Education, and the opportunities for success that come along with it, also remains a major concern for African Americans. Here, the hope is to hear Obama speak about the continuing need for the nation to provide a quality education to all children, without the distraction of armed guards as a knee-jerk reaction to tragic, yet infrequent, mass shootings, and with reforms to disciplinary policies that often lead to a virtual school-to-prison pipeline.
And members of the faith community want a more clearly defined seat at the Obama policymaking table this time around. The president’s embrace of same sex marriage and a mandate that women’s contraceptive health coverage be provided for employees of religious-based institutions angered some in that community last year.
“This president has reached out to the faith community far more than others…but, [he often] leaves us wondering, ‘Where is our seat?,’” Dr. Jamal Harrison Bryant, pastor of Baltimore’s Empowerment Temple AME Church, told a local ABC News affiliate.
Another issue blacks hope to hear the president speak about on Monday is immigration reform, with some blacks concerned that illegal immigration pushes wages down overall and sometimes keeps native blacks out of certain jobs altogether.
Immigration reform, of course, is central for another key constituent group, Latinos, 70 percent of whom backed Obama for reelection, and who are now also looking for the president to speak to educational reforms targeting the high school dropout rate for Hispanic youth as well as job creation.
However, onlookers Monday may not want to get their hopes too high that the president will address such specifics during his address.
“I don’t see the inaugural address as the place for [policy specifics] to happen,” Judith Browne Dianis, co-director of the D.C.-based Advancement Project, told Loop 21. “He’s got to talk about keeping our country moving forward, inclusiveness and prosperity for all.”
Still, hitting such notes, she said, would signal that Obama is aligned with the Advancement Project’s priorities – free, fair and accessible elections for all; quality education that isn’t stifled by the school-to-prison pipeline; and comprehensive immigration reform.
And though the White House weeks ago signaled that Obama would take up immigration reform as a top priority, groups like the League of United Latin American Citizens (LULAC) and other Latino advocacy groups, who gave the president flack for abandoning a promise to take up the issue in his first term, are taking a wait-and-see approach.

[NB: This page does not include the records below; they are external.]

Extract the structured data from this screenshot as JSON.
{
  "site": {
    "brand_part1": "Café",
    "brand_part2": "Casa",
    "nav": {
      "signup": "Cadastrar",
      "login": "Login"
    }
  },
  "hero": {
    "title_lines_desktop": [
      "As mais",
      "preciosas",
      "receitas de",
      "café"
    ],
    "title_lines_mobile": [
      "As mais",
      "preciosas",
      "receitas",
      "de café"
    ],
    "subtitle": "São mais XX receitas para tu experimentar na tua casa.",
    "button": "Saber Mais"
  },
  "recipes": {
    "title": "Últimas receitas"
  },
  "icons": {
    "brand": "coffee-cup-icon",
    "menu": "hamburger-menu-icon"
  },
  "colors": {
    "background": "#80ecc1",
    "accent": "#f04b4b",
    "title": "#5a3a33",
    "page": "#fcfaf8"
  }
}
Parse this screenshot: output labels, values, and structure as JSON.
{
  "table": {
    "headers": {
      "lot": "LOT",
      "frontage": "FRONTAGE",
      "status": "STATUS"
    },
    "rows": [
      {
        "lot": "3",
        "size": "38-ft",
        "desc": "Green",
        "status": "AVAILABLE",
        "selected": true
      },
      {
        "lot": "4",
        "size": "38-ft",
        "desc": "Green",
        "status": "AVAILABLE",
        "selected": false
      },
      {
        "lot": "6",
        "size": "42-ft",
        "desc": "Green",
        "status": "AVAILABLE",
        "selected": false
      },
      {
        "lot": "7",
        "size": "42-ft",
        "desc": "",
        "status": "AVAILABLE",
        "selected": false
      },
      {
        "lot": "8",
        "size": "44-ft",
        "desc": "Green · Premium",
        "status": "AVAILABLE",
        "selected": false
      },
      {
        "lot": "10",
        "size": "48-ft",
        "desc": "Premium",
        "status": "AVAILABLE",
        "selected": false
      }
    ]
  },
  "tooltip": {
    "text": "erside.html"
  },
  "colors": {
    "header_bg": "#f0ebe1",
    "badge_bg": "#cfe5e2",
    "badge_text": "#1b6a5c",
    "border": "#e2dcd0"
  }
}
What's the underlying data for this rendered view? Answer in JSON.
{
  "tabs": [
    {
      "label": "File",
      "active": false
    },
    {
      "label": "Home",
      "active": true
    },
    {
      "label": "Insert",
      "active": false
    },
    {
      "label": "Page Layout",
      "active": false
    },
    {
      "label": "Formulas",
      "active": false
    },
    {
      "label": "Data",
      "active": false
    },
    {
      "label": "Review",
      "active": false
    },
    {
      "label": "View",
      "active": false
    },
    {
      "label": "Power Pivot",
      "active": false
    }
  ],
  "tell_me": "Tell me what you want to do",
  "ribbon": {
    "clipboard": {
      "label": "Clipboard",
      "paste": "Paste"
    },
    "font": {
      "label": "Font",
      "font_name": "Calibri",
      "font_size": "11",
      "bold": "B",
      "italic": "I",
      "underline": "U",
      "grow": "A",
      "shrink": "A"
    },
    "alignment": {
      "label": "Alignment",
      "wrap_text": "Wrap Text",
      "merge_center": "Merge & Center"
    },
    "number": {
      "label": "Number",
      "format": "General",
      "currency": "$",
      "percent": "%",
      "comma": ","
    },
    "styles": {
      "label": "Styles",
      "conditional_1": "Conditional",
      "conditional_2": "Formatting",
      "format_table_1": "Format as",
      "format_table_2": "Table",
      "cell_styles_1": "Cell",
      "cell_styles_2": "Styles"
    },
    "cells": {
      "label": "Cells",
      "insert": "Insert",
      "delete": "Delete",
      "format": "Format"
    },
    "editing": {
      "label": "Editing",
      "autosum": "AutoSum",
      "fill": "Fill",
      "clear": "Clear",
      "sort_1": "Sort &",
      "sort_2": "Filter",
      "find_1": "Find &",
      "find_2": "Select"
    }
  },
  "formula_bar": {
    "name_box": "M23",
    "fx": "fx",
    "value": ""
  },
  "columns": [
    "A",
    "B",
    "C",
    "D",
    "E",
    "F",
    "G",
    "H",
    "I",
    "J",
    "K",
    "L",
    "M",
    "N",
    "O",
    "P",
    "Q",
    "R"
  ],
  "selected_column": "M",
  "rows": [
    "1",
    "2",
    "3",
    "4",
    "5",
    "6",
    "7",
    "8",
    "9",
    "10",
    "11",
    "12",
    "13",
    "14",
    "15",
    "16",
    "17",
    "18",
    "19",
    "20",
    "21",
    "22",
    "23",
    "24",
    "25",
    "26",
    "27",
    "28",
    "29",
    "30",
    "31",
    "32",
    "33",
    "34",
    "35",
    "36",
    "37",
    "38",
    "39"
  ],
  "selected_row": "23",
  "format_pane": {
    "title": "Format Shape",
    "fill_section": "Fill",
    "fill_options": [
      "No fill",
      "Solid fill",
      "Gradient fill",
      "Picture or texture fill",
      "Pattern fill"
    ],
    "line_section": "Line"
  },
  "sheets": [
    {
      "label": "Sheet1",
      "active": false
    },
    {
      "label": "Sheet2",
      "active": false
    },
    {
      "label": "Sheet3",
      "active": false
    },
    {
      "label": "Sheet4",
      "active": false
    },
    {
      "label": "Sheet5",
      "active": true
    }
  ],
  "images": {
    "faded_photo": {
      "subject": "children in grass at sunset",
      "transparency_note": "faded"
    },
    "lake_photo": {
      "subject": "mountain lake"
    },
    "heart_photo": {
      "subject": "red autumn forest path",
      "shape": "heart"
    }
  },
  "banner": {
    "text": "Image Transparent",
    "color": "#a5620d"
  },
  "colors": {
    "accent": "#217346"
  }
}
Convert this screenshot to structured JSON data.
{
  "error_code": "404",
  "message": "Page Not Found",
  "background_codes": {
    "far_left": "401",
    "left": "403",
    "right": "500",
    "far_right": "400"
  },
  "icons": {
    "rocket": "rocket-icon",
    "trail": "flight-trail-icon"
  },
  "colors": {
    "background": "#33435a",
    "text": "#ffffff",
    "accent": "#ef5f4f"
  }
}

"We are committed to seeing immigration reform become a reality and that jobs creation is a continued part of the conversation,” said LULAC's executive director Brent Wilkes.
So while the president will likely stick to more general themes during his inaugural address, much like he did during his last inaugural address --
-- Obama’s inaugural team has undoubtedly pleased many in the civil rights and advocacy communities with other details of Monday's ceremony.
For instance, Myrlie Evers-Williams, the former chair of the NAACP and widow of civil rights icon Medgar Evers, is to deliver the invocation before Obama’s swearing-in. Obama will also put his hand over a Bible used by the Rev. Dr. Martin Luther King Jr., whose birthday will be celebrated as a federal holiday on the same day as the ceremony.
“That is symbolic and significant,” Browne Dianis said. It again reminds Americans that, “Wow, we have a black president! That’s just incredible.”
Are you as excited about the president's inauguration as you were four years ago? Tell us in the Comments below!